"""

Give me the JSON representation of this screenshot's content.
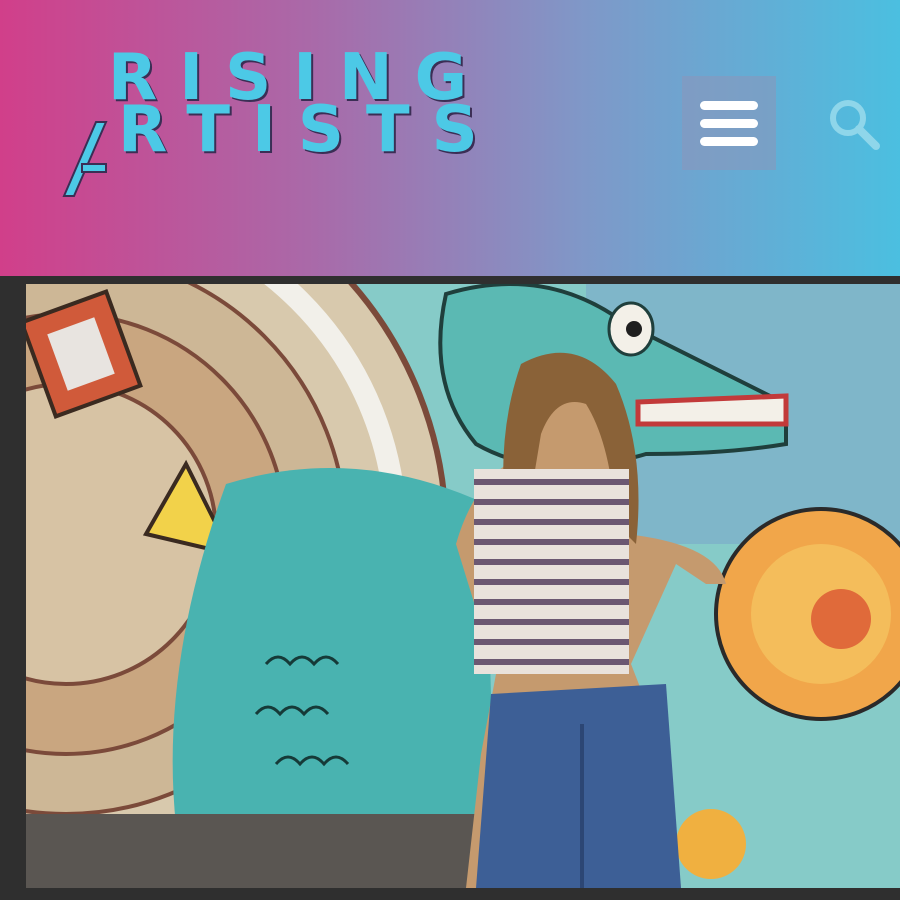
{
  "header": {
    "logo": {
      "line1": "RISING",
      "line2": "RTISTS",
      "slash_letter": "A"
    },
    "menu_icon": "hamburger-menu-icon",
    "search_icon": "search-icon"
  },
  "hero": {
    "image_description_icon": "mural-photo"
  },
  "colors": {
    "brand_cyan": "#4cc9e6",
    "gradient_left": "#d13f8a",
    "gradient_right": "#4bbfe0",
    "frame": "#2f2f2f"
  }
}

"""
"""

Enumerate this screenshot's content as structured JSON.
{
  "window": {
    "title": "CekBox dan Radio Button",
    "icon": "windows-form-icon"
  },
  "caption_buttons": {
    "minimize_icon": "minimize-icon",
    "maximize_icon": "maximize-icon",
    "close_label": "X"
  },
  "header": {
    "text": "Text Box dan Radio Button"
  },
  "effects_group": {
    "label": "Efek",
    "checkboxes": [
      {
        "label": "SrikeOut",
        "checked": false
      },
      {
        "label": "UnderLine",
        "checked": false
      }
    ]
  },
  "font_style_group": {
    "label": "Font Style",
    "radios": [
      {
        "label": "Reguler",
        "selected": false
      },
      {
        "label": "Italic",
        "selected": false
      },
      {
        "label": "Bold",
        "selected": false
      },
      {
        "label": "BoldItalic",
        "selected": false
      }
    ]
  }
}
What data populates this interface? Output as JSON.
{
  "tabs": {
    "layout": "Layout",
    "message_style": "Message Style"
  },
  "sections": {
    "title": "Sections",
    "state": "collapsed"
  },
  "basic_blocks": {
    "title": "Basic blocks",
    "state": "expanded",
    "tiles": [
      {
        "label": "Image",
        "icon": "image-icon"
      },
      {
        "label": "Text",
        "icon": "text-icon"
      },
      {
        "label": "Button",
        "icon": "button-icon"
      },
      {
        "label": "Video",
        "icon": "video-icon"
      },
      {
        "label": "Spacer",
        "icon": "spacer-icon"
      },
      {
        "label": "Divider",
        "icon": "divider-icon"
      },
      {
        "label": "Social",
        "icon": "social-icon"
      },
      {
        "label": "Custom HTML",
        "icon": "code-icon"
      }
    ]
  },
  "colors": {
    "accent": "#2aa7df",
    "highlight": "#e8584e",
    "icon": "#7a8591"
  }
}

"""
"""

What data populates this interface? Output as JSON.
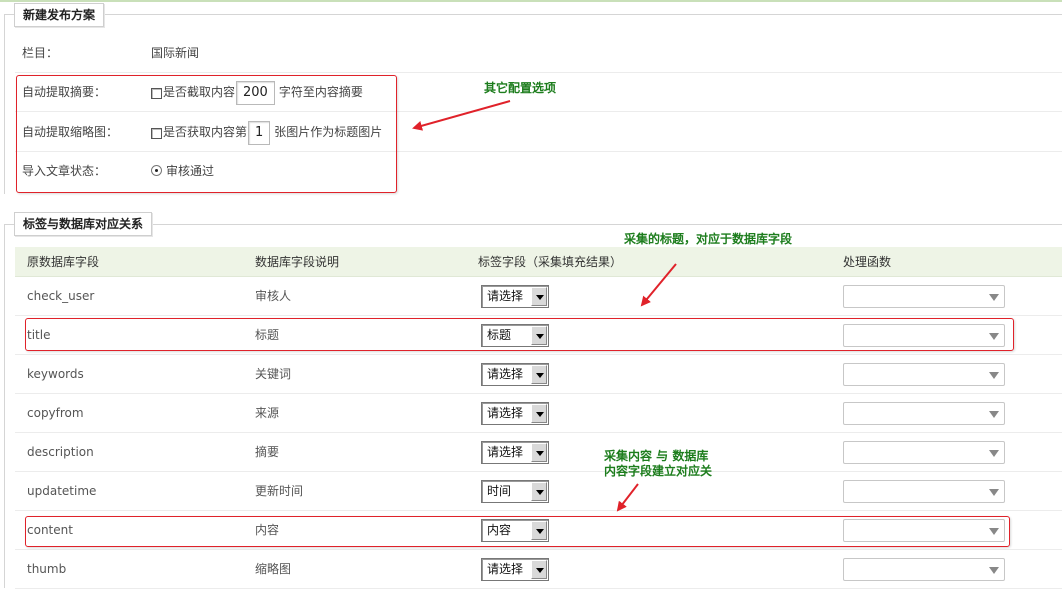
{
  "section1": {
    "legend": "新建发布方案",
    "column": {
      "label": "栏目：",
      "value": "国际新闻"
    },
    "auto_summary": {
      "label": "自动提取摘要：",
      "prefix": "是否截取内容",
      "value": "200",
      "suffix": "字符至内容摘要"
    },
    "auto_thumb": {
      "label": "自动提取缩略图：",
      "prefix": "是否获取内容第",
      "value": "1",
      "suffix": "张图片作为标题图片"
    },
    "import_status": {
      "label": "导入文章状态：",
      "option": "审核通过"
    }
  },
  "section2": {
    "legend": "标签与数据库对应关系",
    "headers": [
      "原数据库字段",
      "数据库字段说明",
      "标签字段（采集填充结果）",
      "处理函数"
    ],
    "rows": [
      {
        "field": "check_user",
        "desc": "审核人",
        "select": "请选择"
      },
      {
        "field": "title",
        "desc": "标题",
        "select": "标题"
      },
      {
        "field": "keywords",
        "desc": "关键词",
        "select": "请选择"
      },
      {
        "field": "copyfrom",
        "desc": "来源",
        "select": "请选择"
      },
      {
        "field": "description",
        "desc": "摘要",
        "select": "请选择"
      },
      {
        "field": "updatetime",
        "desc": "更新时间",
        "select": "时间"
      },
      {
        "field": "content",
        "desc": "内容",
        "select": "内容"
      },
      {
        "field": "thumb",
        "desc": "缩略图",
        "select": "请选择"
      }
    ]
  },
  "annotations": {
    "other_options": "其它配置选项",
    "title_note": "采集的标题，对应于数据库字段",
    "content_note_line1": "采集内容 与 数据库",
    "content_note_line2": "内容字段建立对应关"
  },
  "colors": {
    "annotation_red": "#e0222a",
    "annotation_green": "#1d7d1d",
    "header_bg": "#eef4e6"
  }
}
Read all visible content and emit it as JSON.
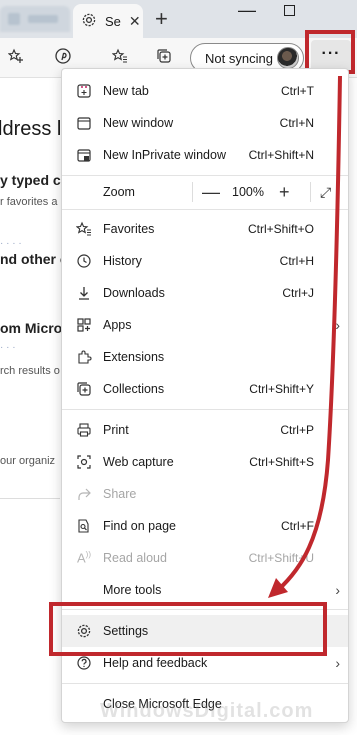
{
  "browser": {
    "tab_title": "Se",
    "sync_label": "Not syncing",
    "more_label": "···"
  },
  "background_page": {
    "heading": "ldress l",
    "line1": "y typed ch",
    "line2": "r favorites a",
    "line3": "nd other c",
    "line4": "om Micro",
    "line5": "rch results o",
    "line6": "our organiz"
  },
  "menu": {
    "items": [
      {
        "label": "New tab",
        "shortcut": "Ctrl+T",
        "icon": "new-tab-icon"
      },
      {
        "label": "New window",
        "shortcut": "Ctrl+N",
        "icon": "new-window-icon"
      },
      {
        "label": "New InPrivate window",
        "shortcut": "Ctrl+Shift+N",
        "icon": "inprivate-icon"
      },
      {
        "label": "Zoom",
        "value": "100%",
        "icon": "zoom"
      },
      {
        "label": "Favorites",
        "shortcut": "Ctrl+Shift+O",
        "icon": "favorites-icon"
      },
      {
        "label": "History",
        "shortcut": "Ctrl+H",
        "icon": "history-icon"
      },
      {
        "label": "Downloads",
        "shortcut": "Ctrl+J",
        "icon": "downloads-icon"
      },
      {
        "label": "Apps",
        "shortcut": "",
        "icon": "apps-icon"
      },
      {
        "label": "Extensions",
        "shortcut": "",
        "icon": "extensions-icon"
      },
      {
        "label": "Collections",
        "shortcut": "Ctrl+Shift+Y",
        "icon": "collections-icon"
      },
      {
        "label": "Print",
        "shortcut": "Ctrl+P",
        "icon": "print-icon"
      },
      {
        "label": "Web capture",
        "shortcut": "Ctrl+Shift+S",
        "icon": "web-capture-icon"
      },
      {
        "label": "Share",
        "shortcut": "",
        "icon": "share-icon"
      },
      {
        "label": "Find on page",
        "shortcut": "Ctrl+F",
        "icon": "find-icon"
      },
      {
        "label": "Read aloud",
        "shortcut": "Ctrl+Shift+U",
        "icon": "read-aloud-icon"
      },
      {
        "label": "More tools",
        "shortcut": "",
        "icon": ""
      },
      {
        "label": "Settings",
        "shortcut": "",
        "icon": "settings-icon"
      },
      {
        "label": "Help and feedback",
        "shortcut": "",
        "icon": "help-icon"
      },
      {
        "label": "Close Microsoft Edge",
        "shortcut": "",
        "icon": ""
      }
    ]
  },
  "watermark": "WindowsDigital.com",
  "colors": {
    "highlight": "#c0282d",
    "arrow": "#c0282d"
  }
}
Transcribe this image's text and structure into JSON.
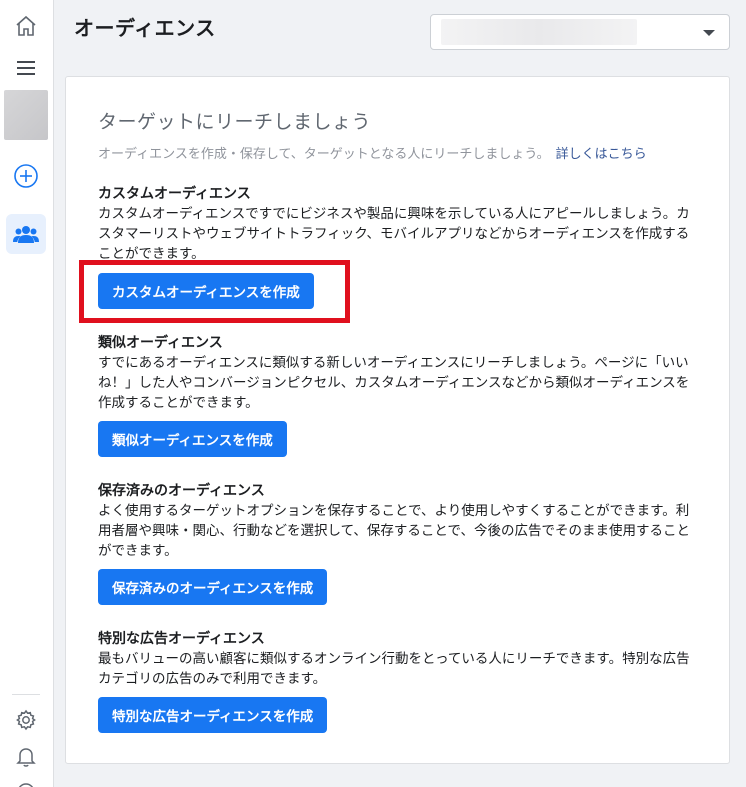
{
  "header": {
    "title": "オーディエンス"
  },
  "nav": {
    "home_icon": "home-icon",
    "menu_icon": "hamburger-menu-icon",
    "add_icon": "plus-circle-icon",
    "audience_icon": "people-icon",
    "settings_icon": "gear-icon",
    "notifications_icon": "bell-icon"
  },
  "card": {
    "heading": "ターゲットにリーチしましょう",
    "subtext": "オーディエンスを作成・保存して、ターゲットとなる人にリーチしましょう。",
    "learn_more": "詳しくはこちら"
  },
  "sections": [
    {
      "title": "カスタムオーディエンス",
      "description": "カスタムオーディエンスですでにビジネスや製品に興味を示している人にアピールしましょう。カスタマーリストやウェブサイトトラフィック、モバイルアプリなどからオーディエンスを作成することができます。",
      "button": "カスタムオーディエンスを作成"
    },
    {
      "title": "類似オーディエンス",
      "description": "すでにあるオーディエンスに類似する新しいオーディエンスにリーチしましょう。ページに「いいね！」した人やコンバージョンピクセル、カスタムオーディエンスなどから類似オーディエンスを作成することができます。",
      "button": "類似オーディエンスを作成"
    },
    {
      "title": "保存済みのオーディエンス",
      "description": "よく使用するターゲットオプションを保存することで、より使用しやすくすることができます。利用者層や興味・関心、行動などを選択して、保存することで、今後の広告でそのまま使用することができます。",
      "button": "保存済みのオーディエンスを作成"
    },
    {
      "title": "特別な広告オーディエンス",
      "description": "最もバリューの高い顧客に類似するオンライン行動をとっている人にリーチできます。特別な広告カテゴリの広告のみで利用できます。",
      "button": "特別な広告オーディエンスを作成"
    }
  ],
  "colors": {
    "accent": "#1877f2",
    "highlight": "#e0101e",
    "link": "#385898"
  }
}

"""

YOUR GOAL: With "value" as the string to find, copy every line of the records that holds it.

THE ANSWER:
      "value": "国际新闻"
      "value": "200",
      "value": "1",
        "value": "100%",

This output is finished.